___ Provided information ___

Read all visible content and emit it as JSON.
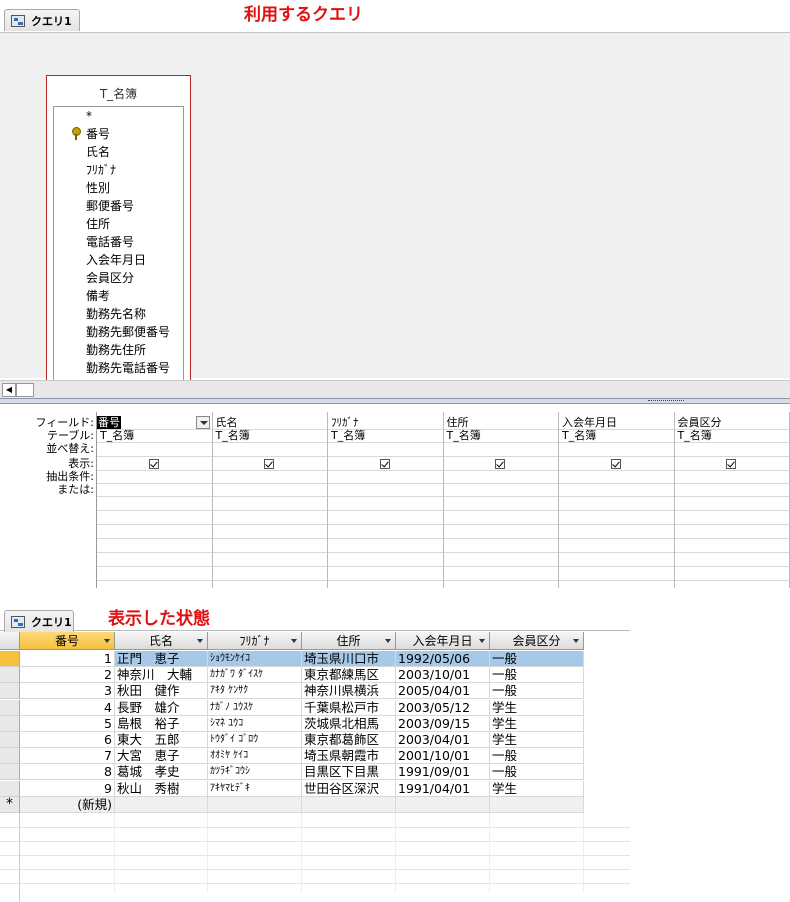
{
  "design": {
    "tab_label": "クエリ1",
    "annotation": "利用するクエリ",
    "table": {
      "name": "T_名簿",
      "fields": [
        "*",
        "番号",
        "氏名",
        "ﾌﾘｶﾞﾅ",
        "性別",
        "郵便番号",
        "住所",
        "電話番号",
        "入会年月日",
        "会員区分",
        "備考",
        "勤務先名称",
        "勤務先郵便番号",
        "勤務先住所",
        "勤務先電話番号"
      ],
      "primary_key": "番号"
    }
  },
  "qbe": {
    "row_labels": [
      "フィールド:",
      "テーブル:",
      "並べ替え:",
      "表示:",
      "抽出条件:",
      "または:"
    ],
    "columns": [
      {
        "field": "番号",
        "table": "T_名簿",
        "show": true
      },
      {
        "field": "氏名",
        "table": "T_名簿",
        "show": true
      },
      {
        "field": "ﾌﾘｶﾞﾅ",
        "table": "T_名簿",
        "show": true
      },
      {
        "field": "住所",
        "table": "T_名簿",
        "show": true
      },
      {
        "field": "入会年月日",
        "table": "T_名簿",
        "show": true
      },
      {
        "field": "会員区分",
        "table": "T_名簿",
        "show": true
      }
    ]
  },
  "datasheet": {
    "tab_label": "クエリ1",
    "annotation": "表示した状態",
    "headers": [
      "番号",
      "氏名",
      "ﾌﾘｶﾞﾅ",
      "住所",
      "入会年月日",
      "会員区分"
    ],
    "rows": [
      [
        "1",
        "正門　恵子",
        "ｼｮｳﾓﾝｹｲｺ",
        "埼玉県川口市",
        "1992/05/06",
        "一般"
      ],
      [
        "2",
        "神奈川　大輔",
        "ｶﾅｶﾞﾜ ﾀﾞｲｽｹ",
        "東京都練馬区",
        "2003/10/01",
        "一般"
      ],
      [
        "3",
        "秋田　健作",
        "ｱｷﾀ ｹﾝｻｸ",
        "神奈川県横浜",
        "2005/04/01",
        "一般"
      ],
      [
        "4",
        "長野　雄介",
        "ﾅｶﾞﾉ ﾕｳｽｹ",
        "千葉県松戸市",
        "2003/05/12",
        "学生"
      ],
      [
        "5",
        "島根　裕子",
        "ｼﾏﾈ ﾕｳｺ",
        "茨城県北相馬",
        "2003/09/15",
        "学生"
      ],
      [
        "6",
        "東大　五郎",
        "ﾄｳﾀﾞｲ ｺﾞﾛｳ",
        "東京都葛飾区",
        "2003/04/01",
        "学生"
      ],
      [
        "7",
        "大宮　恵子",
        "ｵｵﾐﾔ ｹｲｺ",
        "埼玉県朝霞市",
        "2001/10/01",
        "一般"
      ],
      [
        "8",
        "葛城　孝史",
        "ｶﾂﾗｷﾞｺｳｼ",
        "目黒区下目黒",
        "1991/09/01",
        "一般"
      ],
      [
        "9",
        "秋山　秀樹",
        "ｱｷﾔﾏﾋﾃﾞｷ",
        "世田谷区深沢",
        "1991/04/01",
        "学生"
      ]
    ],
    "new_row_marker": "*",
    "new_row_label": "(新規)"
  }
}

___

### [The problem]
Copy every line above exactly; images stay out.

### [Output for this task]
Read all visible content and emit it as JSON.
{
  "design": {
    "tab_label": "クエリ1",
    "annotation": "利用するクエリ",
    "table": {
      "name": "T_名簿",
      "fields": [
        "*",
        "番号",
        "氏名",
        "ﾌﾘｶﾞﾅ",
        "性別",
        "郵便番号",
        "住所",
        "電話番号",
        "入会年月日",
        "会員区分",
        "備考",
        "勤務先名称",
        "勤務先郵便番号",
        "勤務先住所",
        "勤務先電話番号"
      ],
      "primary_key": "番号"
    }
  },
  "qbe": {
    "row_labels": [
      "フィールド:",
      "テーブル:",
      "並べ替え:",
      "表示:",
      "抽出条件:",
      "または:"
    ],
    "columns": [
      {
        "field": "番号",
        "table": "T_名簿",
        "show": true
      },
      {
        "field": "氏名",
        "table": "T_名簿",
        "show": true
      },
      {
        "field": "ﾌﾘｶﾞﾅ",
        "table": "T_名簿",
        "show": true
      },
      {
        "field": "住所",
        "table": "T_名簿",
        "show": true
      },
      {
        "field": "入会年月日",
        "table": "T_名簿",
        "show": true
      },
      {
        "field": "会員区分",
        "table": "T_名簿",
        "show": true
      }
    ]
  },
  "datasheet": {
    "tab_label": "クエリ1",
    "annotation": "表示した状態",
    "headers": [
      "番号",
      "氏名",
      "ﾌﾘｶﾞﾅ",
      "住所",
      "入会年月日",
      "会員区分"
    ],
    "rows": [
      [
        "1",
        "正門　恵子",
        "ｼｮｳﾓﾝｹｲｺ",
        "埼玉県川口市",
        "1992/05/06",
        "一般"
      ],
      [
        "2",
        "神奈川　大輔",
        "ｶﾅｶﾞﾜ ﾀﾞｲｽｹ",
        "東京都練馬区",
        "2003/10/01",
        "一般"
      ],
      [
        "3",
        "秋田　健作",
        "ｱｷﾀ ｹﾝｻｸ",
        "神奈川県横浜",
        "2005/04/01",
        "一般"
      ],
      [
        "4",
        "長野　雄介",
        "ﾅｶﾞﾉ ﾕｳｽｹ",
        "千葉県松戸市",
        "2003/05/12",
        "学生"
      ],
      [
        "5",
        "島根　裕子",
        "ｼﾏﾈ ﾕｳｺ",
        "茨城県北相馬",
        "2003/09/15",
        "学生"
      ],
      [
        "6",
        "東大　五郎",
        "ﾄｳﾀﾞｲ ｺﾞﾛｳ",
        "東京都葛飾区",
        "2003/04/01",
        "学生"
      ],
      [
        "7",
        "大宮　恵子",
        "ｵｵﾐﾔ ｹｲｺ",
        "埼玉県朝霞市",
        "2001/10/01",
        "一般"
      ],
      [
        "8",
        "葛城　孝史",
        "ｶﾂﾗｷﾞｺｳｼ",
        "目黒区下目黒",
        "1991/09/01",
        "一般"
      ],
      [
        "9",
        "秋山　秀樹",
        "ｱｷﾔﾏﾋﾃﾞｷ",
        "世田谷区深沢",
        "1991/04/01",
        "学生"
      ]
    ],
    "new_row_marker": "*",
    "new_row_label": "(新規)"
  }
}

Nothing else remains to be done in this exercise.